- Usual connection time slots
- A bridge with the HR software to determine if the user is on leave
- Connection timeframe
- Connection from the company’s internal network or from outside the company
- An attempt to access sensitive applications
- Geoprofilling or verification of the user’s geographical location. This is very rarely exact, but it allows, for example, analysis of the location of a user from one connection to the next and to calculate the time it would take to travel between these two points. If this transport time is inconsistent, then a rule can be applied to request re-authentication or deny access.
This is called adaptive authentication. In this case, it allows to adapt the level of authentication and security required to access each application of the information system based on the user’s context.
It is based on the assessment of a risk, represented for example by the detection of an access attempt from a new device, a new location or at an unusual time.
Therefore, in order to access the same application or use the same workstation, the user may be asked for different levels of authentication, depending on the dynamic evaluation of their current trust level.
Adaptive authentication is an essential security component because it works in real time to help prevent cyber fraud.
Here again, I will take the opportunity to give some synonyms for adaptive authentication: contextual authentication, risk-based authentication (RBA).
When to set up a strong authentication system?
Whether it’s a question of responding to regulatory constraints, reinforcing the security of access to the information system or improving the user experience by removing the need for passwords, strong, double or multi-factor authentication is an excellent way to meet these three major challenges, which are at the heart of a global IAM strategy.
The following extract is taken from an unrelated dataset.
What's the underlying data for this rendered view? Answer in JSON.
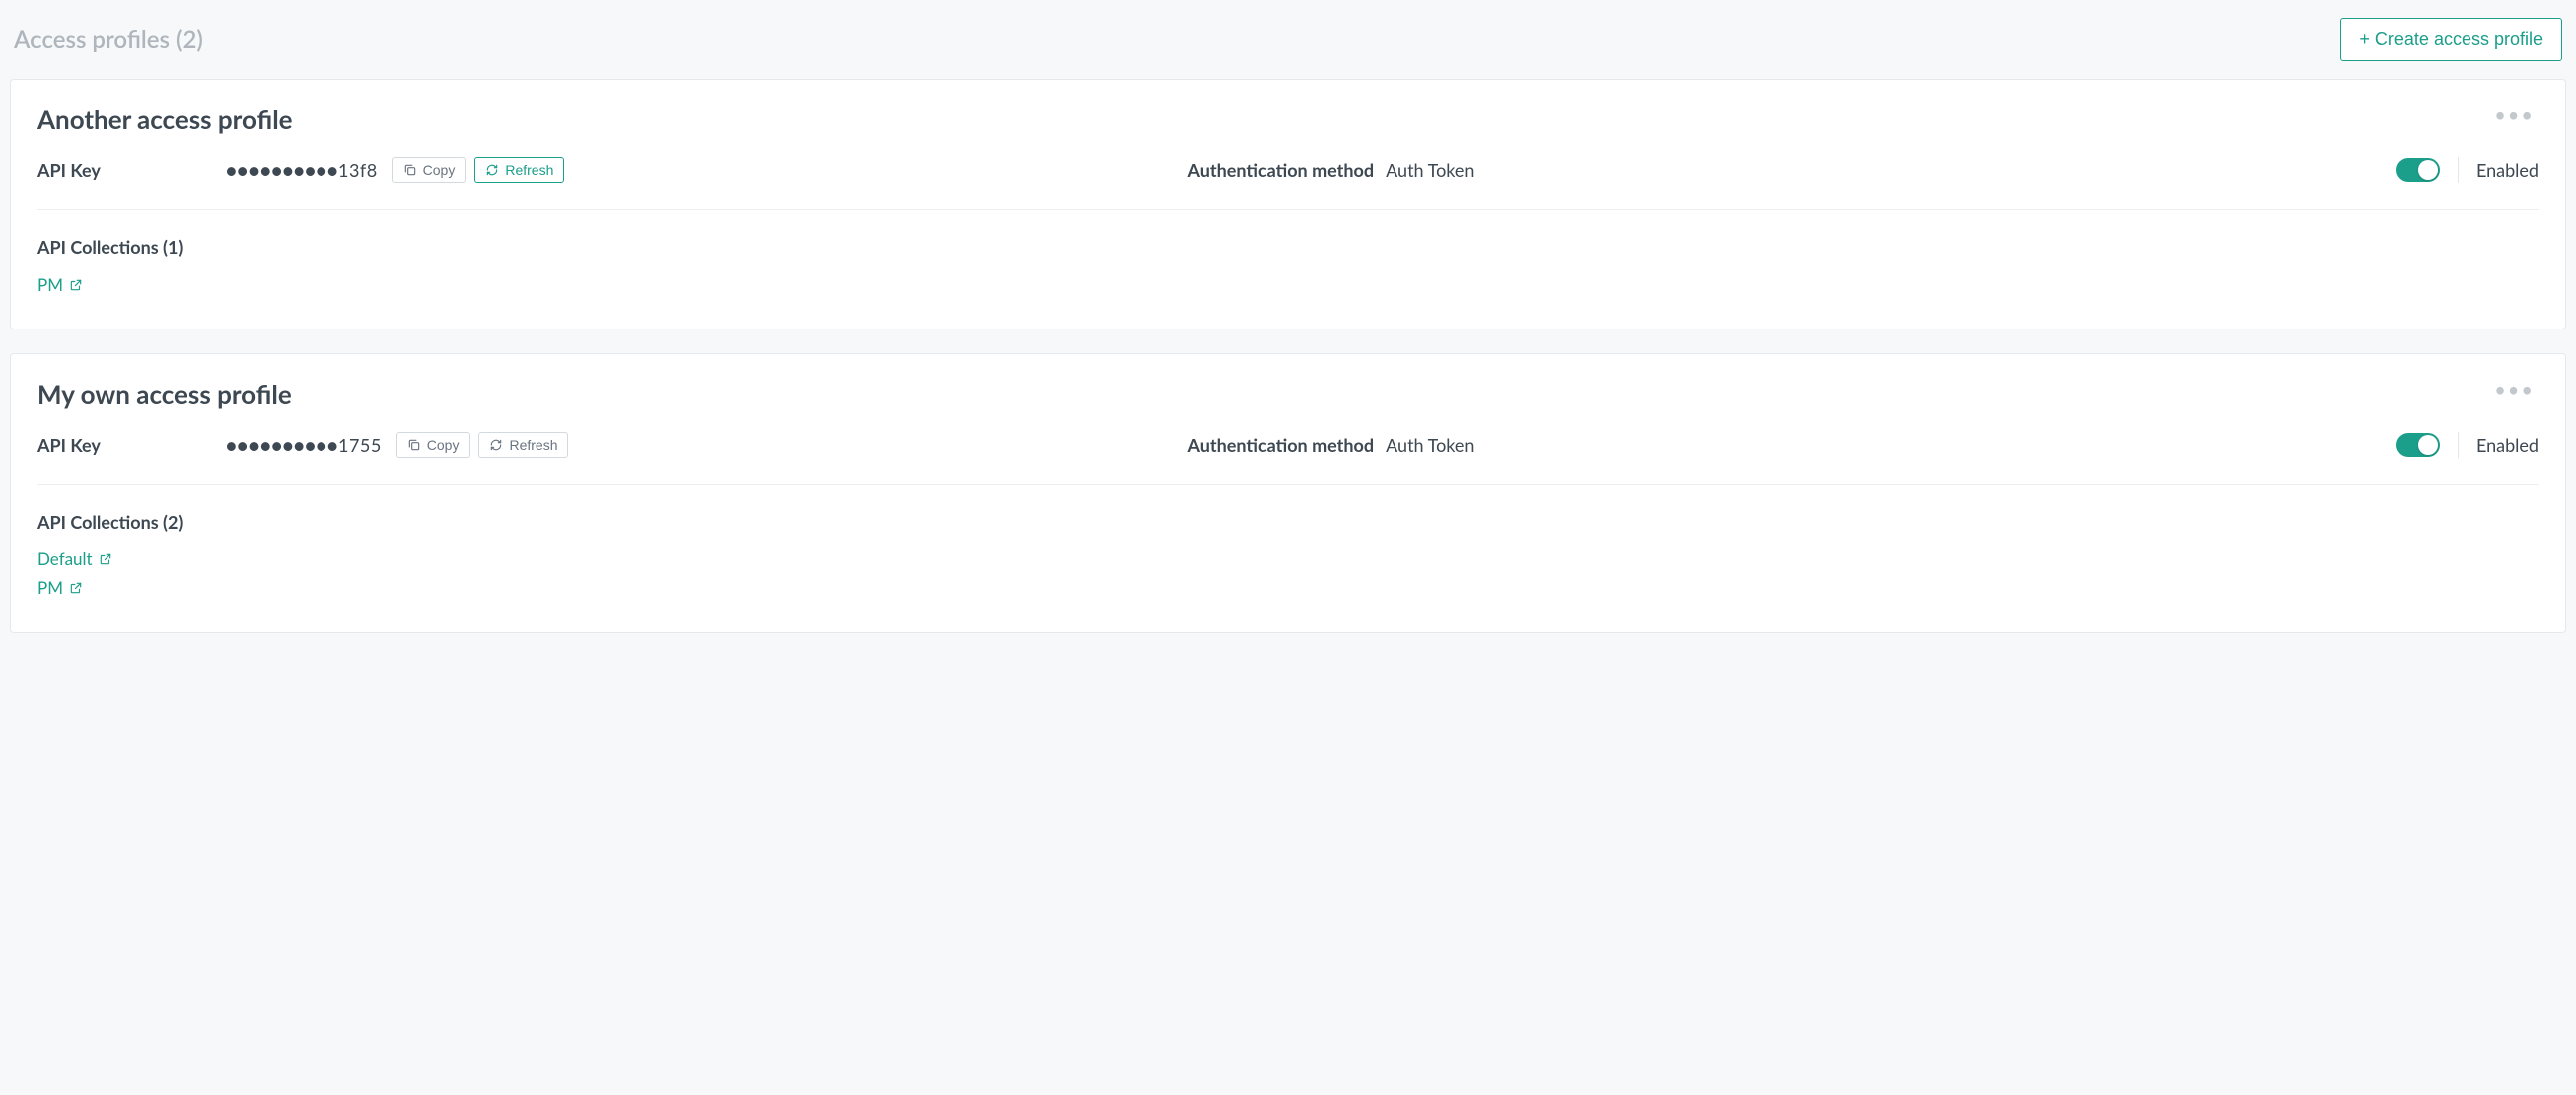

However, access to the IS is a complex subject which involves different user populations, numerous and varied connection contexts, a wide range of applications, etc. There is no universal authentication method and I strongly recommend Olivier Morel’s blog post if you wish to know more about securing employee use, without restricting them or changing their habits by imposing an unsuitable means of authentication.
The health crisis we are currently experiencing requires managing the identities of mobile users and their access to the information system. For many organisations, it remains a complex task to limit the cyber risks to which their remote workers are exposed, and all the more so with the expansion of Cloud services. In this respect, strong multi-factor authentication (MFA) provides very reliable and immediate security guarantees.
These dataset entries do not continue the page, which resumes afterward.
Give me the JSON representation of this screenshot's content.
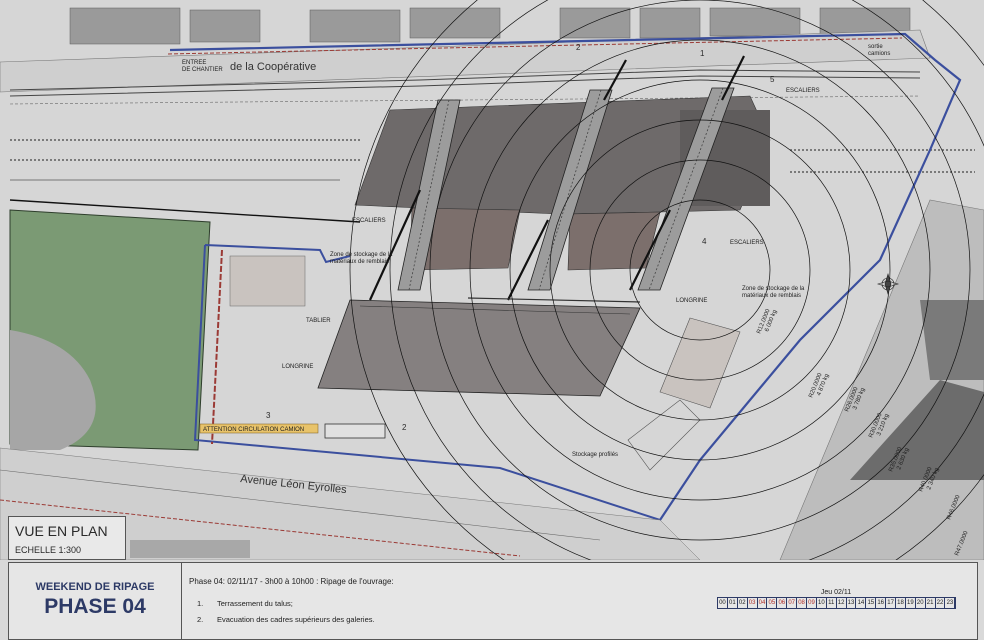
{
  "plan": {
    "street_top": "de la Coopérative",
    "entree_chantier_1": "ENTREE",
    "entree_chantier_2": "DE CHANTIER",
    "street_bottom": "Avenue Léon Eyrolles",
    "escaliers_top": "ESCALIERS",
    "escaliers_mid_left": "ESCALIERS",
    "escaliers_mid_right": "ESCALIERS",
    "stockage_left_1": "Zone de stockage de la",
    "stockage_left_2": "matériaux de remblais",
    "stockage_right_1": "Zone de stockage de la",
    "stockage_right_2": "matériaux de remblais",
    "tablier": "TABLIER",
    "longrine_left": "LONGRINE",
    "longrine_right": "LONGRINE",
    "attention": "ATTENTION CIRCULATION CAMION",
    "stockage_profiles": "Stockage profilés",
    "sortie": "sortie",
    "camions": "camions",
    "radius_1": "R12.0000",
    "radius_1_load": "6 000 kg",
    "radius_2": "R20.0000",
    "radius_2_load": "4 870 kg",
    "radius_3": "R26.0000",
    "radius_3_load": "3 780 kg",
    "radius_4": "R30.0000",
    "radius_4_load": "3 210 kg",
    "radius_5": "R35.0000",
    "radius_5_load": "2 630 kg",
    "radius_6": "R40.0000",
    "radius_6_load": "2 340 kg",
    "radius_7": "R46.0000",
    "radius_8": "R47.0000",
    "axis_1": "1",
    "axis_2": "2",
    "axis_3": "3",
    "axis_4": "4",
    "axis_5": "5"
  },
  "title_box": {
    "title": "VUE EN PLAN",
    "scale": "ECHELLE  1:300"
  },
  "cartouche": {
    "weekend": "WEEKEND DE RIPAGE",
    "phase": "PHASE 04",
    "description": "Phase 04: 02/11/17 - 3h00 à 10h00 : Ripage de l'ouvrage:",
    "steps": [
      {
        "num": "1.",
        "text": "Terrassement du talus;"
      },
      {
        "num": "2.",
        "text": "Evacuation des cadres supérieurs des galeries."
      }
    ],
    "day": "Jeu 02/11",
    "hours": [
      "00",
      "01",
      "02",
      "03",
      "04",
      "05",
      "06",
      "07",
      "08",
      "09",
      "10",
      "11",
      "12",
      "13",
      "14",
      "15",
      "16",
      "17",
      "18",
      "19",
      "20",
      "21",
      "22",
      "23"
    ],
    "highlighted_hours": [
      "03",
      "04",
      "05",
      "06",
      "07",
      "08",
      "09"
    ]
  },
  "colors": {
    "fence_blue": "#3b4f9e",
    "fence_red": "#9b3a35",
    "grass": "#7b9a74",
    "building_dark": "#6e6a6a",
    "building_brown": "#7c6f6c",
    "title_blue": "#2d3a66"
  }
}
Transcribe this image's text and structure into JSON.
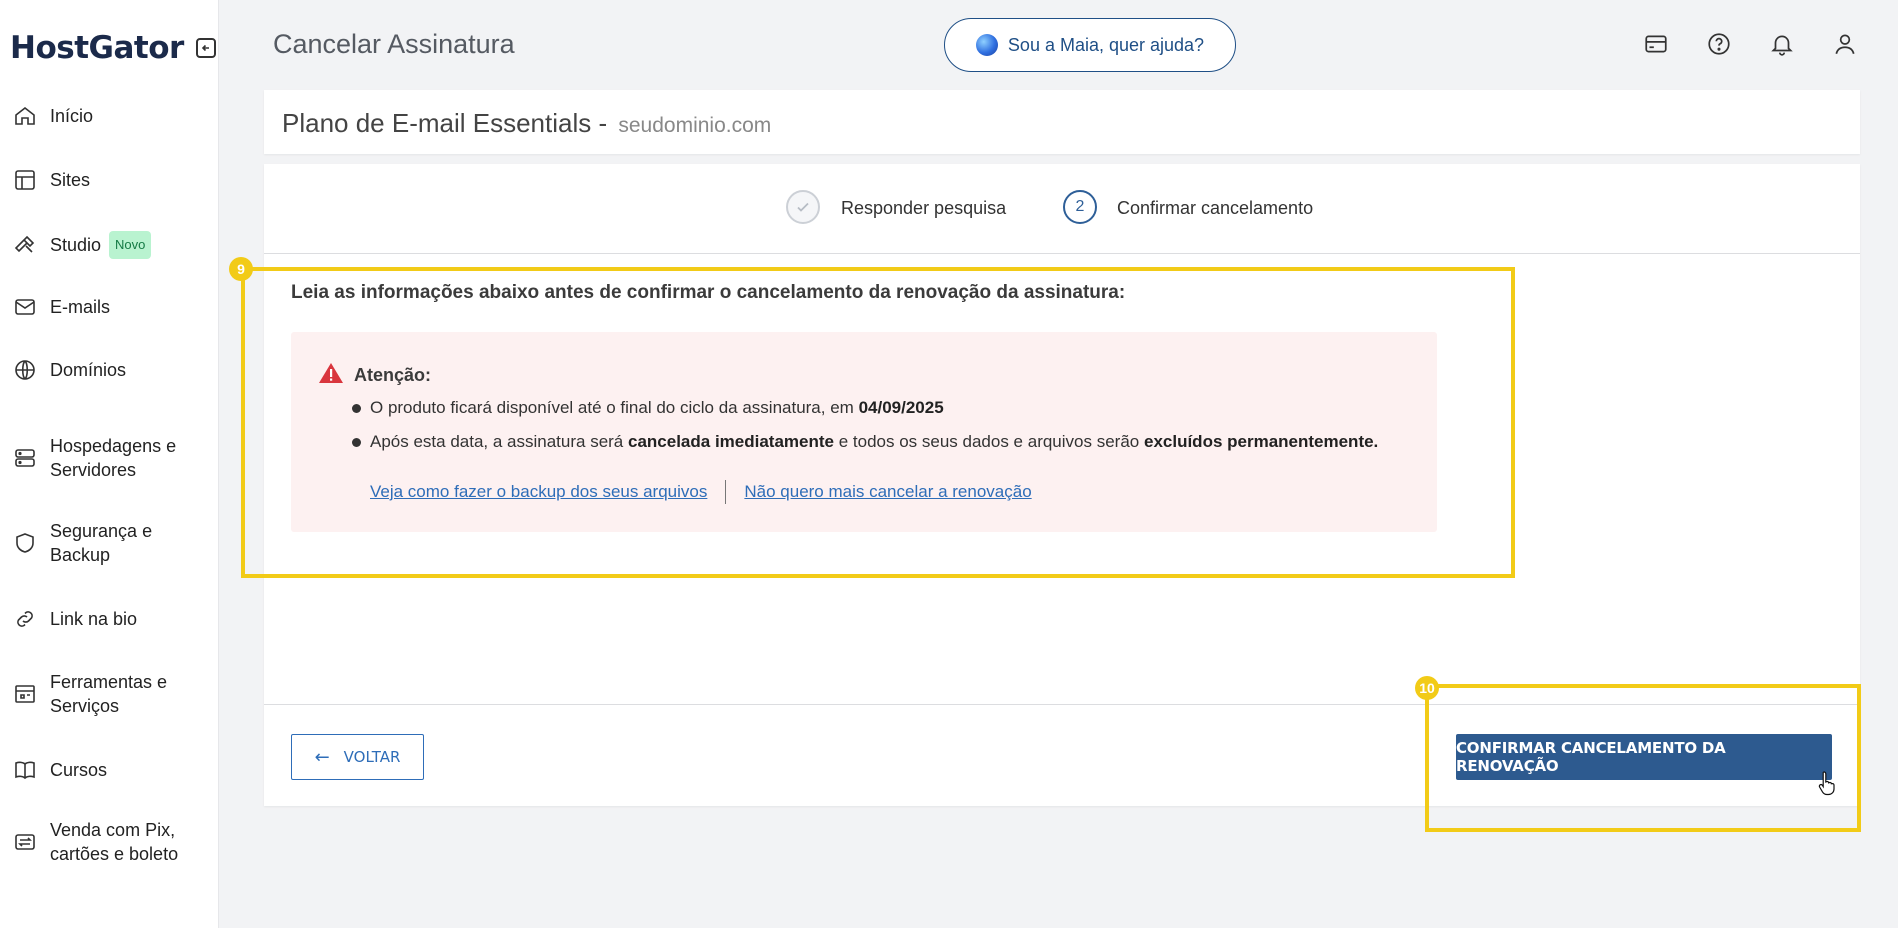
{
  "brand": {
    "logo_text": "HostGator"
  },
  "sidebar": {
    "items": [
      {
        "label": "Início",
        "icon": "home-icon"
      },
      {
        "label": "Sites",
        "icon": "layout-icon"
      },
      {
        "label": "Studio",
        "icon": "hammer-icon",
        "badge": "Novo"
      },
      {
        "label": "E-mails",
        "icon": "mail-icon"
      },
      {
        "label": "Domínios",
        "icon": "globe-icon"
      },
      {
        "label": "Hospedagens e Servidores",
        "icon": "server-icon"
      },
      {
        "label": "Segurança e Backup",
        "icon": "shield-icon"
      },
      {
        "label": "Link na bio",
        "icon": "link-icon"
      },
      {
        "label": "Ferramentas e Serviços",
        "icon": "tools-icon"
      },
      {
        "label": "Cursos",
        "icon": "book-icon"
      },
      {
        "label": "Venda com Pix, cartões e boleto",
        "icon": "transfer-icon"
      }
    ]
  },
  "header": {
    "title": "Cancelar Assinatura",
    "assistant_label": "Sou a Maia, quer ajuda?",
    "icons": [
      "credit-card-icon",
      "help-icon",
      "bell-icon",
      "user-icon"
    ]
  },
  "plan": {
    "name": "Plano de E-mail Essentials -",
    "domain": "seudominio.com"
  },
  "stepper": {
    "step1_label": "Responder pesquisa",
    "step2_number": "2",
    "step2_label": "Confirmar cancelamento"
  },
  "content": {
    "intro": "Leia as informações abaixo antes de confirmar o cancelamento da renovação da assinatura:",
    "alert_title": "Atenção:",
    "bullet1_text": "O produto ficará disponível até o final do ciclo da assinatura, em",
    "bullet1_date": "04/09/2025",
    "bullet2_part1": "Após esta data, a assinatura será",
    "bullet2_bold1": "cancelada imediatamente",
    "bullet2_part2": "e todos os seus dados e arquivos serão",
    "bullet2_bold2": "excluídos permanentemente.",
    "link_backup": "Veja como fazer o backup dos seus arquivos",
    "link_keep": "Não quero mais cancelar a renovação"
  },
  "actions": {
    "back_label": "VOLTAR",
    "confirm_label": "CONFIRMAR CANCELAMENTO DA RENOVAÇÃO"
  },
  "annotations": {
    "box9_label": "9",
    "box10_label": "10",
    "highlight_color": "#f2cb17"
  },
  "colors": {
    "primary": "#2d5a8f",
    "link": "#2e6db8",
    "alert_bg": "#fdf1f1",
    "warning_icon": "#d9363e",
    "badge_bg": "#b9f3d0"
  }
}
I would say that authentication has been constantly evolving to adapt to the new cybersecurity challenges of organisations. It is a fundamental building block in the development of a Zero Trust strategy. By combining the technologies of multi-factor and contextual authentication, access control and authorisation management, it is possible to implement systematic, continuous and dynamic access verification, in line with a more agile security policy adapted to the context of today’s digital world.
Organisations that are slow to adopt more secure and effective authentication methods expose themselves to risks in terms of protecting their resources, employees and customers.
This is particularly true at a time when the ANSSI has confirmed a real explosion of cyber attacks in France.
I have the example in mind of the software specialist Cyble who last year launched an alert concerning the availability of 500,000 login/MDP Zoom couples on the DarkWeb**. These credentials were in fact collected during previous hacking operations and then reused on Zoom (Credential stuffing). The flaw came from users who very often use the same password, a similar password or a password made according to the same algorithm. This is a very frequent “user” error.
This is only one example among many others of data theft which, unfortunately, ultimately allows an intrusion into the IS to be initiated.
Strong authentication involving 2 independent factors, or the use of adaptive authentication combined with behavioural analysis, strongly limits this type of attack.
Don’t wait until you are attacked to react!
Professional Services Director – Inetum – Cybersecurity Solutions